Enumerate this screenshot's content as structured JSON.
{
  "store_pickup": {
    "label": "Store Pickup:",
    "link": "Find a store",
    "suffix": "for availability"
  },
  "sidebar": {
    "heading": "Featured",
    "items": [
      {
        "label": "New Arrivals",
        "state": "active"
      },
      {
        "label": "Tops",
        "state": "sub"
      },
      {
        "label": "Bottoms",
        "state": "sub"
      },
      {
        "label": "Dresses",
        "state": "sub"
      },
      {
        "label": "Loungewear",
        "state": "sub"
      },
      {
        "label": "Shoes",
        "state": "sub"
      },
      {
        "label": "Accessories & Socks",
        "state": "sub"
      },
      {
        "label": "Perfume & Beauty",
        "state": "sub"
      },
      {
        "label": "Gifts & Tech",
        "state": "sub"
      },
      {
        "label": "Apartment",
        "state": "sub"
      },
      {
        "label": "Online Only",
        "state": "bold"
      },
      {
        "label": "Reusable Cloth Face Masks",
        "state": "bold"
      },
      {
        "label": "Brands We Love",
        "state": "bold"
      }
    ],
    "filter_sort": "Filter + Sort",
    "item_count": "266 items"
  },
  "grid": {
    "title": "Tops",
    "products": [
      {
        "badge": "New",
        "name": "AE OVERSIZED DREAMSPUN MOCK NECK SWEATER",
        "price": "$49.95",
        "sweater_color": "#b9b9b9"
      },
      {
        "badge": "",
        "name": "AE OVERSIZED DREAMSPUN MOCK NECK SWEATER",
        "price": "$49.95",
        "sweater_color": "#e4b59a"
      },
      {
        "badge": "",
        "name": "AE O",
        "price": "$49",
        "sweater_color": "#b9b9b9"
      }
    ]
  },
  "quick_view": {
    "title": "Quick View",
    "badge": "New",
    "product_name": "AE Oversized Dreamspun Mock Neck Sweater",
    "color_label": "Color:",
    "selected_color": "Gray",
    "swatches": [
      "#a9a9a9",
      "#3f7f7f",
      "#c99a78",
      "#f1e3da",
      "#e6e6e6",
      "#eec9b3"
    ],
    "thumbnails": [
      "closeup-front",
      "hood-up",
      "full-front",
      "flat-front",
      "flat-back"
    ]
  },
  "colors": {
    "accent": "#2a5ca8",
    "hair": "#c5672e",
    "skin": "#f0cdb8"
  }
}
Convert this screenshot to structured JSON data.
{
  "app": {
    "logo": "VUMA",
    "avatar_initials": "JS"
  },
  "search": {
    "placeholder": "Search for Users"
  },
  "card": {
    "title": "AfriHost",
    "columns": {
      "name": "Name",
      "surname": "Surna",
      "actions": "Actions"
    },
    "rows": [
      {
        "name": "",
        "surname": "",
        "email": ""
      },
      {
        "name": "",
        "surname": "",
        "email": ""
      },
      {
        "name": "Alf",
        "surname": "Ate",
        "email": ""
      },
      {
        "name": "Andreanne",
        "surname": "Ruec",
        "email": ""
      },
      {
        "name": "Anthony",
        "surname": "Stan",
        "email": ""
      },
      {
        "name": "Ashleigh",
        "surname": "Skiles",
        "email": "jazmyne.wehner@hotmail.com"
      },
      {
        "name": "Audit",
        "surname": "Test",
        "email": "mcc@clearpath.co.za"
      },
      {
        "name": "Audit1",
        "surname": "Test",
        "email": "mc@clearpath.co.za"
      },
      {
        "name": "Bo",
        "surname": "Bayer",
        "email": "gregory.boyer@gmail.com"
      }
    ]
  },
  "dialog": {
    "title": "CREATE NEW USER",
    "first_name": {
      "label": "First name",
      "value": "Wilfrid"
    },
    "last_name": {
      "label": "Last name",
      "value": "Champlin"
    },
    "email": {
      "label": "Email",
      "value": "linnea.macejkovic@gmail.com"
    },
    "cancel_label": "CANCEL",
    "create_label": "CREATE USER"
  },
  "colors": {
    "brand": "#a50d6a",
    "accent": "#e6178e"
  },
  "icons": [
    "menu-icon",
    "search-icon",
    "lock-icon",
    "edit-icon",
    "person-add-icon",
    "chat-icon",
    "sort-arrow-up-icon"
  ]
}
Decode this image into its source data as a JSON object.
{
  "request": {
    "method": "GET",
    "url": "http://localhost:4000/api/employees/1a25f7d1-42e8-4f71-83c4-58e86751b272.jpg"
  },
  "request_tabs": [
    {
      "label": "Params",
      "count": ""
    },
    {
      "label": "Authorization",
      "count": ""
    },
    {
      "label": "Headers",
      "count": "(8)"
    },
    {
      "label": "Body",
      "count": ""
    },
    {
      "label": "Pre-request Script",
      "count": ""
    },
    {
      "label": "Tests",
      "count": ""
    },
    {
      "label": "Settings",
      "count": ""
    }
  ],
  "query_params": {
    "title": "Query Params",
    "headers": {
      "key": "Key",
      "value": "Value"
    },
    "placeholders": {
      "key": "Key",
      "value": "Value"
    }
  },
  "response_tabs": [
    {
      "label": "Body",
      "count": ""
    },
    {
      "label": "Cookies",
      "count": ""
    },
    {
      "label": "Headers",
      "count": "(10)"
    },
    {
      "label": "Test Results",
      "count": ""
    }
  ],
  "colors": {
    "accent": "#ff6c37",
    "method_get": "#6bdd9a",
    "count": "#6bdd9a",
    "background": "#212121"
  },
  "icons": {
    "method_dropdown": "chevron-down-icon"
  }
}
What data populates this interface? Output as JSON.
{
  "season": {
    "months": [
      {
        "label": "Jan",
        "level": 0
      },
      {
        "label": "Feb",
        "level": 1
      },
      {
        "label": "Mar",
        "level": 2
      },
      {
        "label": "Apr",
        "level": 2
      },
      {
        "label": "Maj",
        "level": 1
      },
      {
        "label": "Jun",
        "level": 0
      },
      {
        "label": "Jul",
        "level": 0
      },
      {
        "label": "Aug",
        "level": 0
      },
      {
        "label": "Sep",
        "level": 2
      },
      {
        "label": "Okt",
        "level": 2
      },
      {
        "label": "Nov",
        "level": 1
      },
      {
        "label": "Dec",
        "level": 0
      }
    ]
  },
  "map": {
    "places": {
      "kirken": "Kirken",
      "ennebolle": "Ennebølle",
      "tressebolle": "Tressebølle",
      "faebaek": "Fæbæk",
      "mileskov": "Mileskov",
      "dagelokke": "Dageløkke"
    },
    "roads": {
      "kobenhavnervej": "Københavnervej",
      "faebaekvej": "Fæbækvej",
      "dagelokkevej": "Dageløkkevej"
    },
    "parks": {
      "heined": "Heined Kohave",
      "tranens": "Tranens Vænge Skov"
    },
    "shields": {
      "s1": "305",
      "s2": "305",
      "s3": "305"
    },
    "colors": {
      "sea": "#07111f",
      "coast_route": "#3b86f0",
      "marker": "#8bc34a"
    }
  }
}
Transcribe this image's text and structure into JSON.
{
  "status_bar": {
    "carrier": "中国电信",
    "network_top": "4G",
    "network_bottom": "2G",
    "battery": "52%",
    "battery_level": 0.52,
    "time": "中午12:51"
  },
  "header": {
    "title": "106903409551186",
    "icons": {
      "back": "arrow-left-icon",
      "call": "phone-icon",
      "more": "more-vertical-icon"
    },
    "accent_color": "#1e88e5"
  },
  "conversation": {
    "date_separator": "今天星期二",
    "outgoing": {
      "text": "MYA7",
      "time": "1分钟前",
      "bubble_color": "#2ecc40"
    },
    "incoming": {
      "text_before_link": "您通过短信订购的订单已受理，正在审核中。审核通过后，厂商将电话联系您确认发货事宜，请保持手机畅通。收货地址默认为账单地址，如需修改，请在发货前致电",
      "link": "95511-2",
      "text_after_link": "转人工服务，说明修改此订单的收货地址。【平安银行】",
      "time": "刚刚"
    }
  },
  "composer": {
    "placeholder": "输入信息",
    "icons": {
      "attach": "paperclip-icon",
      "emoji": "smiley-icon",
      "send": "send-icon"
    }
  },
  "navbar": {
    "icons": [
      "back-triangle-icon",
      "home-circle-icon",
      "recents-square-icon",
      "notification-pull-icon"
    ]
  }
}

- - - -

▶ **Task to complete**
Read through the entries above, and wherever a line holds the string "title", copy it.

▶ **Task response**
    "title": "Tops",
    "title": "Quick View",
    "title": "AfriHost",
    "title": "CREATE NEW USER",
    "title": "Query Params",
    "title": "106903409551186",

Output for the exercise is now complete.